● **Brief**: An exact reproduction of the data below is expected, free of images.
---- Data for processing
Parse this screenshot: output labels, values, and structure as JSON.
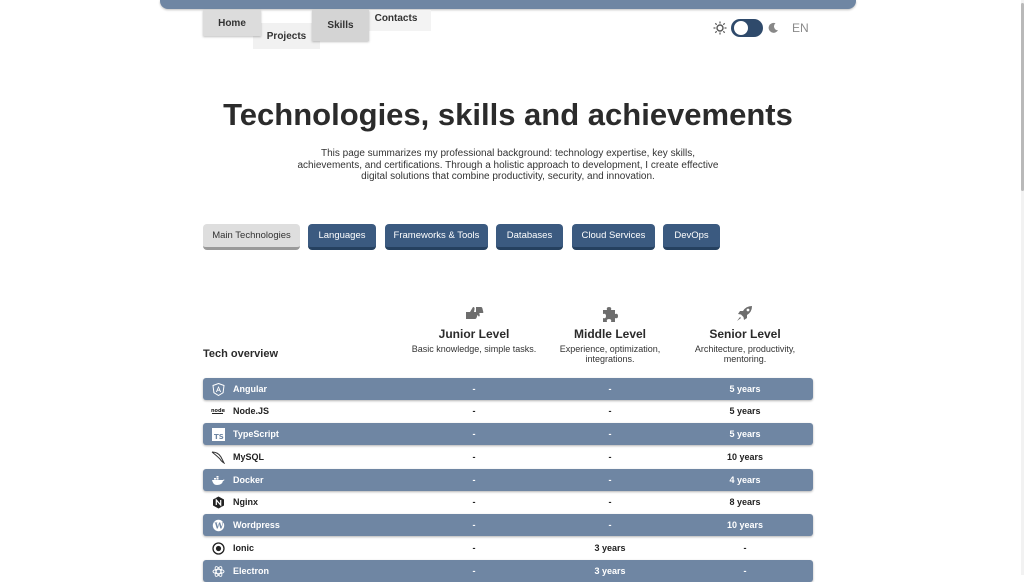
{
  "nav": {
    "home": "Home",
    "projects": "Projects",
    "skills": "Skills",
    "contacts": "Contacts"
  },
  "lang": "EN",
  "page": {
    "title": "Technologies, skills and achievements",
    "intro": "This page summarizes my professional background: technology expertise, key skills, achievements, and certifications. Through a holistic approach to development, I create effective digital solutions that combine productivity, security, and innovation."
  },
  "categories": [
    "Main Technologies",
    "Languages",
    "Frameworks & Tools",
    "Databases",
    "Cloud Services",
    "DevOps"
  ],
  "active_category": "Main Technologies",
  "levels": [
    {
      "title": "Junior Level",
      "desc": "Basic knowledge, simple tasks.",
      "icon": "thumbs-icon"
    },
    {
      "title": "Middle Level",
      "desc": "Experience, optimization, integrations.",
      "icon": "puzzle-icon"
    },
    {
      "title": "Senior Level",
      "desc": "Architecture, productivity, mentoring.",
      "icon": "rocket-icon"
    }
  ],
  "overview_title": "Tech overview",
  "rows": [
    {
      "name": "Angular",
      "junior": "-",
      "middle": "-",
      "senior": "5 years",
      "icon": "angular-icon"
    },
    {
      "name": "Node.JS",
      "junior": "-",
      "middle": "-",
      "senior": "5 years",
      "icon": "nodejs-icon"
    },
    {
      "name": "TypeScript",
      "junior": "-",
      "middle": "-",
      "senior": "5 years",
      "icon": "typescript-icon"
    },
    {
      "name": "MySQL",
      "junior": "-",
      "middle": "-",
      "senior": "10 years",
      "icon": "mysql-icon"
    },
    {
      "name": "Docker",
      "junior": "-",
      "middle": "-",
      "senior": "4 years",
      "icon": "docker-icon"
    },
    {
      "name": "Nginx",
      "junior": "-",
      "middle": "-",
      "senior": "8 years",
      "icon": "nginx-icon"
    },
    {
      "name": "Wordpress",
      "junior": "-",
      "middle": "-",
      "senior": "10 years",
      "icon": "wordpress-icon"
    },
    {
      "name": "Ionic",
      "junior": "-",
      "middle": "3 years",
      "senior": "-",
      "icon": "ionic-icon"
    },
    {
      "name": "Electron",
      "junior": "-",
      "middle": "3 years",
      "senior": "-",
      "icon": "electron-icon"
    }
  ],
  "colors": {
    "accent": "#3b5a80",
    "row_shade": "#6f86a3"
  }
}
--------
● **Result of the task**:
Parse this screenshot: output labels, values, and structure as JSON.
{
  "nav": {
    "home": "Home",
    "projects": "Projects",
    "skills": "Skills",
    "contacts": "Contacts"
  },
  "lang": "EN",
  "page": {
    "title": "Technologies, skills and achievements",
    "intro": "This page summarizes my professional background: technology expertise, key skills, achievements, and certifications. Through a holistic approach to development, I create effective digital solutions that combine productivity, security, and innovation."
  },
  "categories": [
    "Main Technologies",
    "Languages",
    "Frameworks & Tools",
    "Databases",
    "Cloud Services",
    "DevOps"
  ],
  "active_category": "Main Technologies",
  "levels": [
    {
      "title": "Junior Level",
      "desc": "Basic knowledge, simple tasks.",
      "icon": "thumbs-icon"
    },
    {
      "title": "Middle Level",
      "desc": "Experience, optimization, integrations.",
      "icon": "puzzle-icon"
    },
    {
      "title": "Senior Level",
      "desc": "Architecture, productivity, mentoring.",
      "icon": "rocket-icon"
    }
  ],
  "overview_title": "Tech overview",
  "rows": [
    {
      "name": "Angular",
      "junior": "-",
      "middle": "-",
      "senior": "5 years",
      "icon": "angular-icon"
    },
    {
      "name": "Node.JS",
      "junior": "-",
      "middle": "-",
      "senior": "5 years",
      "icon": "nodejs-icon"
    },
    {
      "name": "TypeScript",
      "junior": "-",
      "middle": "-",
      "senior": "5 years",
      "icon": "typescript-icon"
    },
    {
      "name": "MySQL",
      "junior": "-",
      "middle": "-",
      "senior": "10 years",
      "icon": "mysql-icon"
    },
    {
      "name": "Docker",
      "junior": "-",
      "middle": "-",
      "senior": "4 years",
      "icon": "docker-icon"
    },
    {
      "name": "Nginx",
      "junior": "-",
      "middle": "-",
      "senior": "8 years",
      "icon": "nginx-icon"
    },
    {
      "name": "Wordpress",
      "junior": "-",
      "middle": "-",
      "senior": "10 years",
      "icon": "wordpress-icon"
    },
    {
      "name": "Ionic",
      "junior": "-",
      "middle": "3 years",
      "senior": "-",
      "icon": "ionic-icon"
    },
    {
      "name": "Electron",
      "junior": "-",
      "middle": "3 years",
      "senior": "-",
      "icon": "electron-icon"
    }
  ],
  "colors": {
    "accent": "#3b5a80",
    "row_shade": "#6f86a3"
  }
}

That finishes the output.